===== GIVEN DATA =====

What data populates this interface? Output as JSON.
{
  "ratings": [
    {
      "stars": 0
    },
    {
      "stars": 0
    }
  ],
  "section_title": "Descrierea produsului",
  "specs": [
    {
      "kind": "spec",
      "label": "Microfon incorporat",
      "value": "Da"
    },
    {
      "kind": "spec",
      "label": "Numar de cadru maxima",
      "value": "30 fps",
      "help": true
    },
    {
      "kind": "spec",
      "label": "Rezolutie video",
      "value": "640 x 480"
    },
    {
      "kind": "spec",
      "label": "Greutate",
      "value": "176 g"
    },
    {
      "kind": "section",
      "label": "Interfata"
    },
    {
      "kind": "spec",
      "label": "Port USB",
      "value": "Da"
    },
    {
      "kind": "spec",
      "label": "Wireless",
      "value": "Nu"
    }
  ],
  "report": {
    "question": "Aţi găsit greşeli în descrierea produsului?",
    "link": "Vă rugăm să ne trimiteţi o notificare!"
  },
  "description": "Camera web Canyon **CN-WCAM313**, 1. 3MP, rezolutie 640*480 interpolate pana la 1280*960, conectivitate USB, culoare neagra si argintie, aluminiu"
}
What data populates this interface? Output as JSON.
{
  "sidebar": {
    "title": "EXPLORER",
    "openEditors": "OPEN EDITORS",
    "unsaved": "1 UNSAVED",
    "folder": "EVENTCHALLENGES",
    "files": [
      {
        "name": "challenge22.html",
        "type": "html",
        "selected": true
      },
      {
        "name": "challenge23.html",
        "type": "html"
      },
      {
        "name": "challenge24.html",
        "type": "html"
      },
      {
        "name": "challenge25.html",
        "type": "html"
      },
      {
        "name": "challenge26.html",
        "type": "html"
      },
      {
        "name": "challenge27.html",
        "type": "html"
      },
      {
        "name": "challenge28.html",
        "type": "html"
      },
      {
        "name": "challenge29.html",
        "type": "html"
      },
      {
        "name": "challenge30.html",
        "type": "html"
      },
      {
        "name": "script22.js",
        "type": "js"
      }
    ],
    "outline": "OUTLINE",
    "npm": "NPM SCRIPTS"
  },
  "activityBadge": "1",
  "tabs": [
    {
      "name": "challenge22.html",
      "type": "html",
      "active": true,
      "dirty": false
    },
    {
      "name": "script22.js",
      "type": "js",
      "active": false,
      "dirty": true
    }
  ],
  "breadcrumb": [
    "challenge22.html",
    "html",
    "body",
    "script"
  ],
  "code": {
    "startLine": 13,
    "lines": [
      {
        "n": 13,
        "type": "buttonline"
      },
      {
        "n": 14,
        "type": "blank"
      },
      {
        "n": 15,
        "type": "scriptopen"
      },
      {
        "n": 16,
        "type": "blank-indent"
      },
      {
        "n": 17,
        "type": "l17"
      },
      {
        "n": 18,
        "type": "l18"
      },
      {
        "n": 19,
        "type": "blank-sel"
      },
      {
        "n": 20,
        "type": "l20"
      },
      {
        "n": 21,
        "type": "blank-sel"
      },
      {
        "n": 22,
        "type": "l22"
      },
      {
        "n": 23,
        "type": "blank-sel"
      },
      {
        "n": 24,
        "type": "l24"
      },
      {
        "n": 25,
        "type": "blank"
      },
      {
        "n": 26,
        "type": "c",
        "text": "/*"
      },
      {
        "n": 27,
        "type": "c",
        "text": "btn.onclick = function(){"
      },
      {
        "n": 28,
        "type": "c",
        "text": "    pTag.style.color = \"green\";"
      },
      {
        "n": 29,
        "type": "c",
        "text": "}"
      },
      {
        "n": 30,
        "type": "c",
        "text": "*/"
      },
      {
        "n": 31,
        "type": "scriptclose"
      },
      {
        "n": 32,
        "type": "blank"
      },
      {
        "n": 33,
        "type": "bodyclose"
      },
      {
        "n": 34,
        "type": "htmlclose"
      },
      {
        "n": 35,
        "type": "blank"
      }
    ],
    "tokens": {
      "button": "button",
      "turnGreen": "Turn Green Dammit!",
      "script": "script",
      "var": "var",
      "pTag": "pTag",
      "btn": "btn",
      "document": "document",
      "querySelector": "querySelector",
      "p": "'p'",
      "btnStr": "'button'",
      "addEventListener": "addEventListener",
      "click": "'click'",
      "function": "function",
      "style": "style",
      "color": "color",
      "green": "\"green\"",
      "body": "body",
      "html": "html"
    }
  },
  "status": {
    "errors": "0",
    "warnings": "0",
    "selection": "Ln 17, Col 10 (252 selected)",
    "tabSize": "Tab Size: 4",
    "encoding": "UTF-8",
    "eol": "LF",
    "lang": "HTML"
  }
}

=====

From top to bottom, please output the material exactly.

What data populates this interface? Output as JSON.
{
  "ratings": [
    {
      "stars": 0
    },
    {
      "stars": 0
    }
  ],
  "section_title": "Descrierea produsului",
  "specs": [
    {
      "kind": "spec",
      "label": "Microfon incorporat",
      "value": "Da"
    },
    {
      "kind": "spec",
      "label": "Numar de cadru maxima",
      "value": "30 fps",
      "help": true
    },
    {
      "kind": "spec",
      "label": "Rezolutie video",
      "value": "640 x 480"
    },
    {
      "kind": "spec",
      "label": "Greutate",
      "value": "176 g"
    },
    {
      "kind": "section",
      "label": "Interfata"
    },
    {
      "kind": "spec",
      "label": "Port USB",
      "value": "Da"
    },
    {
      "kind": "spec",
      "label": "Wireless",
      "value": "Nu"
    }
  ],
  "report": {
    "question": "Aţi găsit greşeli în descrierea produsului?",
    "link": "Vă rugăm să ne trimiteţi o notificare!"
  },
  "description": "Camera web Canyon **CN-WCAM313**, 1. 3MP, rezolutie 640*480 interpolate pana la 1280*960, conectivitate USB, culoare neagra si argintie, aluminiu"
}
What data populates this interface? Output as JSON.
{
  "sidebar": {
    "title": "EXPLORER",
    "openEditors": "OPEN EDITORS",
    "unsaved": "1 UNSAVED",
    "folder": "EVENTCHALLENGES",
    "files": [
      {
        "name": "challenge22.html",
        "type": "html",
        "selected": true
      },
      {
        "name": "challenge23.html",
        "type": "html"
      },
      {
        "name": "challenge24.html",
        "type": "html"
      },
      {
        "name": "challenge25.html",
        "type": "html"
      },
      {
        "name": "challenge26.html",
        "type": "html"
      },
      {
        "name": "challenge27.html",
        "type": "html"
      },
      {
        "name": "challenge28.html",
        "type": "html"
      },
      {
        "name": "challenge29.html",
        "type": "html"
      },
      {
        "name": "challenge30.html",
        "type": "html"
      },
      {
        "name": "script22.js",
        "type": "js"
      }
    ],
    "outline": "OUTLINE",
    "npm": "NPM SCRIPTS"
  },
  "activityBadge": "1",
  "tabs": [
    {
      "name": "challenge22.html",
      "type": "html",
      "active": true,
      "dirty": false
    },
    {
      "name": "script22.js",
      "type": "js",
      "active": false,
      "dirty": true
    }
  ],
  "breadcrumb": [
    "challenge22.html",
    "html",
    "body",
    "script"
  ],
  "code": {
    "startLine": 13,
    "lines": [
      {
        "n": 13,
        "type": "buttonline"
      },
      {
        "n": 14,
        "type": "blank"
      },
      {
        "n": 15,
        "type": "scriptopen"
      },
      {
        "n": 16,
        "type": "blank-indent"
      },
      {
        "n": 17,
        "type": "l17"
      },
      {
        "n": 18,
        "type": "l18"
      },
      {
        "n": 19,
        "type": "blank-sel"
      },
      {
        "n": 20,
        "type": "l20"
      },
      {
        "n": 21,
        "type": "blank-sel"
      },
      {
        "n": 22,
        "type": "l22"
      },
      {
        "n": 23,
        "type": "blank-sel"
      },
      {
        "n": 24,
        "type": "l24"
      },
      {
        "n": 25,
        "type": "blank"
      },
      {
        "n": 26,
        "type": "c",
        "text": "/*"
      },
      {
        "n": 27,
        "type": "c",
        "text": "btn.onclick = function(){"
      },
      {
        "n": 28,
        "type": "c",
        "text": "    pTag.style.color = \"green\";"
      },
      {
        "n": 29,
        "type": "c",
        "text": "}"
      },
      {
        "n": 30,
        "type": "c",
        "text": "*/"
      },
      {
        "n": 31,
        "type": "scriptclose"
      },
      {
        "n": 32,
        "type": "blank"
      },
      {
        "n": 33,
        "type": "bodyclose"
      },
      {
        "n": 34,
        "type": "htmlclose"
      },
      {
        "n": 35,
        "type": "blank"
      }
    ],
    "tokens": {
      "button": "button",
      "turnGreen": "Turn Green Dammit!",
      "script": "script",
      "var": "var",
      "pTag": "pTag",
      "btn": "btn",
      "document": "document",
      "querySelector": "querySelector",
      "p": "'p'",
      "btnStr": "'button'",
      "addEventListener": "addEventListener",
      "click": "'click'",
      "function": "function",
      "style": "style",
      "color": "color",
      "green": "\"green\"",
      "body": "body",
      "html": "html"
    }
  },
  "status": {
    "errors": "0",
    "warnings": "0",
    "selection": "Ln 17, Col 10 (252 selected)",
    "tabSize": "Tab Size: 4",
    "encoding": "UTF-8",
    "eol": "LF",
    "lang": "HTML"
  }
}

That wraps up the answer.